Below are records with pictures in them; print them exactly, omitting the pictures.
<<<<
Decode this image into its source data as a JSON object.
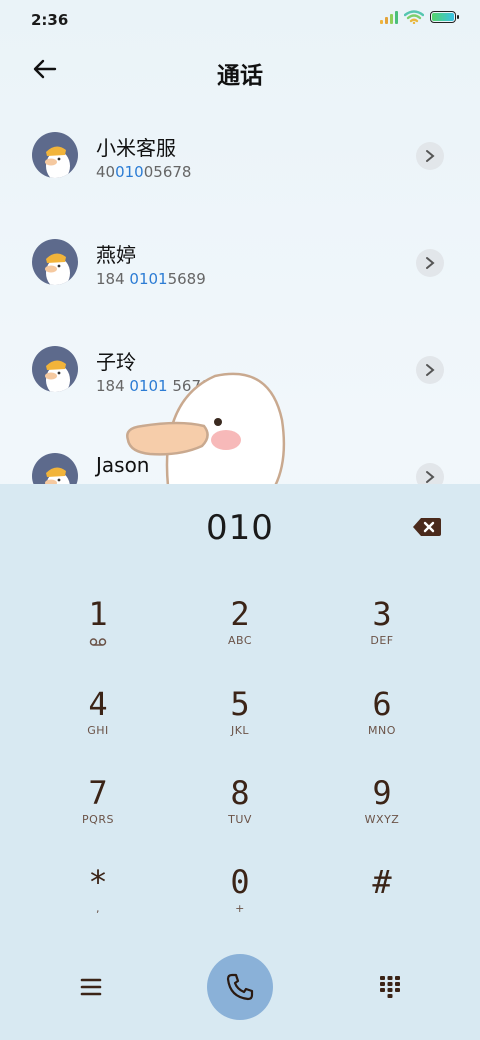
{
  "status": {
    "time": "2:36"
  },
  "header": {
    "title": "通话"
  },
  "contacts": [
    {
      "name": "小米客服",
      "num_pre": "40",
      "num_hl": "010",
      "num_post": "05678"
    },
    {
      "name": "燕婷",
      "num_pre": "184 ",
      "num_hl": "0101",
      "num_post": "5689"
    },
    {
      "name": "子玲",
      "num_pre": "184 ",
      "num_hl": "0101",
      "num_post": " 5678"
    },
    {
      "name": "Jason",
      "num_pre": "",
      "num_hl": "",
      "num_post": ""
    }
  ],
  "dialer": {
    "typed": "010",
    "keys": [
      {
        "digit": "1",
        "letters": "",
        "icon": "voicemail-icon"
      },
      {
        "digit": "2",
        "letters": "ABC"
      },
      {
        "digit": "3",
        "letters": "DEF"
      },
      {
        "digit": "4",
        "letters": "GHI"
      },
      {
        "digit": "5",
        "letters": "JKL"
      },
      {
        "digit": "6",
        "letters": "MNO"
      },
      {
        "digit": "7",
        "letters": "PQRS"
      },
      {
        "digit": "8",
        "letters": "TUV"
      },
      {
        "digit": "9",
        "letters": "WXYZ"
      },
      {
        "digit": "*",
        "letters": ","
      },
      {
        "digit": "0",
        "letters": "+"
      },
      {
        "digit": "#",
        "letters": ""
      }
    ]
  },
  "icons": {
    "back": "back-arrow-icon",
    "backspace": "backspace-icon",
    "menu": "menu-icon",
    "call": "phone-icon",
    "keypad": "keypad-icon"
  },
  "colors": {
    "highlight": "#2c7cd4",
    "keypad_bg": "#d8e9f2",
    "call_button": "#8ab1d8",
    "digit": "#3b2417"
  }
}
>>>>
◆ Task answer
Decode this image into its source data as a JSON object.
{
  "status": {
    "time": "2:36"
  },
  "header": {
    "title": "通话"
  },
  "contacts": [
    {
      "name": "小米客服",
      "num_pre": "40",
      "num_hl": "010",
      "num_post": "05678"
    },
    {
      "name": "燕婷",
      "num_pre": "184 ",
      "num_hl": "0101",
      "num_post": "5689"
    },
    {
      "name": "子玲",
      "num_pre": "184 ",
      "num_hl": "0101",
      "num_post": " 5678"
    },
    {
      "name": "Jason",
      "num_pre": "",
      "num_hl": "",
      "num_post": ""
    }
  ],
  "dialer": {
    "typed": "010",
    "keys": [
      {
        "digit": "1",
        "letters": "",
        "icon": "voicemail-icon"
      },
      {
        "digit": "2",
        "letters": "ABC"
      },
      {
        "digit": "3",
        "letters": "DEF"
      },
      {
        "digit": "4",
        "letters": "GHI"
      },
      {
        "digit": "5",
        "letters": "JKL"
      },
      {
        "digit": "6",
        "letters": "MNO"
      },
      {
        "digit": "7",
        "letters": "PQRS"
      },
      {
        "digit": "8",
        "letters": "TUV"
      },
      {
        "digit": "9",
        "letters": "WXYZ"
      },
      {
        "digit": "*",
        "letters": ","
      },
      {
        "digit": "0",
        "letters": "+"
      },
      {
        "digit": "#",
        "letters": ""
      }
    ]
  },
  "icons": {
    "back": "back-arrow-icon",
    "backspace": "backspace-icon",
    "menu": "menu-icon",
    "call": "phone-icon",
    "keypad": "keypad-icon"
  },
  "colors": {
    "highlight": "#2c7cd4",
    "keypad_bg": "#d8e9f2",
    "call_button": "#8ab1d8",
    "digit": "#3b2417"
  }
}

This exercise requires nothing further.